I will start by saying the results in 2017 was a little disappointing. We can say there was some progress in certain classes, but overall it was pretty weak. As for this year’s event, I don’t anticipate having any large breakthroughs. Making significant progress takes a long time, and for those people thinking I can expedite that with a magic wand, I wish they were right.
What we are confronting is the need for a huge cultural shift, and while this may be an over-exaggeration in some areas, in other areas of campaigning it probably is huge. So in general terms, there’s got to be this overall strategy approach change to reach the goals we are after.
From a leadership standpoint, without doing this shift, we can’t make the progress needed, and that has previously been the country’s status for multiple quads.
Of course, the program has benefited from tons of amazing people that come through. People like Caleb Paine who bat above his average and delivered a medal, or someone like Anna Tunnicliffe who is so gifted and came through and delivered.
But the problem is there hasn’t been a sustainable system behind them, to support not only these people that bat above average, but also multiple others that give the program depth. That’s what other countries such as Britain and Australia and New Zealand are able to do.
It’s multiple years of building this confidence, and knowing how to battle in the heat of the moment, and deliver even when the environment around them is not right. So I don’t see a huge shift that’ll happen this month. It’s just because the game is tough that way. There’s so many professional teams out there.
There were three events at the Rio 2016 Games which had athletes fall short of medaling but positioned for success in 2020, yet they chose not to continue. For the program to see sustainable success, it would seem important that athletes in which an investment is made fulfill their potential?
Absolutely, and that highlights this desperate need for a cultural shift, as well is being able to support a larger group. We’ve got to work as a team. We’ve got to have glue not only in each individual class but then also from the full-on umbrella across the whole team. So one of the things I’ve instilled is we’re going to meet three times a year as a greater team.
We had our first one in Colorado Springs in early November last year. The focus was on medical and physical screening along with fitness testing. We also had a couple of outside presenters for the psychological standpoint. We got the team to set the values, mission, and vision of the sailing team and what the logo means, and also we talked a lot about what needs to happen to fulfill goals in year two of the quad.
We just finished our second camp during the first week of January which combined the Sailing Team with the younger sailors in the Olympic Development Program. This was a really good chance for those youngsters to rub shoulders with the starting team as they are the prospects for 2024, 2028 and even 2032. We all worked together on the water and our off the water time focused on sailing-related topics such as weather, rules, nutrition talks, Miami local knowledge. We also gathered the group for an organized clean-up session.
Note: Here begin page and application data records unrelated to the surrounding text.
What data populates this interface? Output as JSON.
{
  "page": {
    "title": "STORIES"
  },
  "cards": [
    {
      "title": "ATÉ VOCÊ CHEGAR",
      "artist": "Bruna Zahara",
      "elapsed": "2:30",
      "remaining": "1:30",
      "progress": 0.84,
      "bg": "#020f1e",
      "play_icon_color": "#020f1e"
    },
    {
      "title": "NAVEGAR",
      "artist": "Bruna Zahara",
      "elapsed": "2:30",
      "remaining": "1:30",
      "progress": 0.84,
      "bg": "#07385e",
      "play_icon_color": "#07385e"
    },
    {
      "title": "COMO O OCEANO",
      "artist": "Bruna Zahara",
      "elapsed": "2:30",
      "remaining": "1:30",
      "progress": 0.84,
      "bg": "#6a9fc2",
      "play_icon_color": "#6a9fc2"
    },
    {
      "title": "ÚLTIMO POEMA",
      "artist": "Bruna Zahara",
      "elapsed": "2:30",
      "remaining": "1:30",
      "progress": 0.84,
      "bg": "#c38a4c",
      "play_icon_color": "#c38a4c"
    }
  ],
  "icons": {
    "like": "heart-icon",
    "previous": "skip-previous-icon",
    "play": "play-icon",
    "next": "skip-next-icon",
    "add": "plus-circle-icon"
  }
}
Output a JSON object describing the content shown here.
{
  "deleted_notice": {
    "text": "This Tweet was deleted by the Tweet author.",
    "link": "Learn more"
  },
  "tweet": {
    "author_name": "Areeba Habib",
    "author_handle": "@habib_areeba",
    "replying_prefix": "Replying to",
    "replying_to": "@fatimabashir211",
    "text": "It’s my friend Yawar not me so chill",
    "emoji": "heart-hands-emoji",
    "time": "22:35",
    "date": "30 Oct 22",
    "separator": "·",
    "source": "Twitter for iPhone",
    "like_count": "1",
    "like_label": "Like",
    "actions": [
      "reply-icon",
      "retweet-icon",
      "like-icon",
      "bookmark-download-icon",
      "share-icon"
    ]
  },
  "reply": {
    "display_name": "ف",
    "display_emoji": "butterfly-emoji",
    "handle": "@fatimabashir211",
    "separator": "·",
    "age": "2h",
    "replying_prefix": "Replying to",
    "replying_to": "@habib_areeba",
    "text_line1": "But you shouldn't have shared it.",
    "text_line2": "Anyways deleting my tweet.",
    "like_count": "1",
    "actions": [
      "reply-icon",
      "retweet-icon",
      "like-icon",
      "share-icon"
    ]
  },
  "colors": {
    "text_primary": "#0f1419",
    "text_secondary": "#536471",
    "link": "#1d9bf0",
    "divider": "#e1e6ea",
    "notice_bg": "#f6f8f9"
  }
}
With ten Olympics events, and sailors at various stages, bringing everyone together can be very impactful. We even have a coach-sponsored barbecue coming up for all the sailors in the program, and anybody else who is sailing under the American flag this month. These group activities show there’s more than just them individually, and we seek for this to be a step in the direction of further creating this true sense of the team.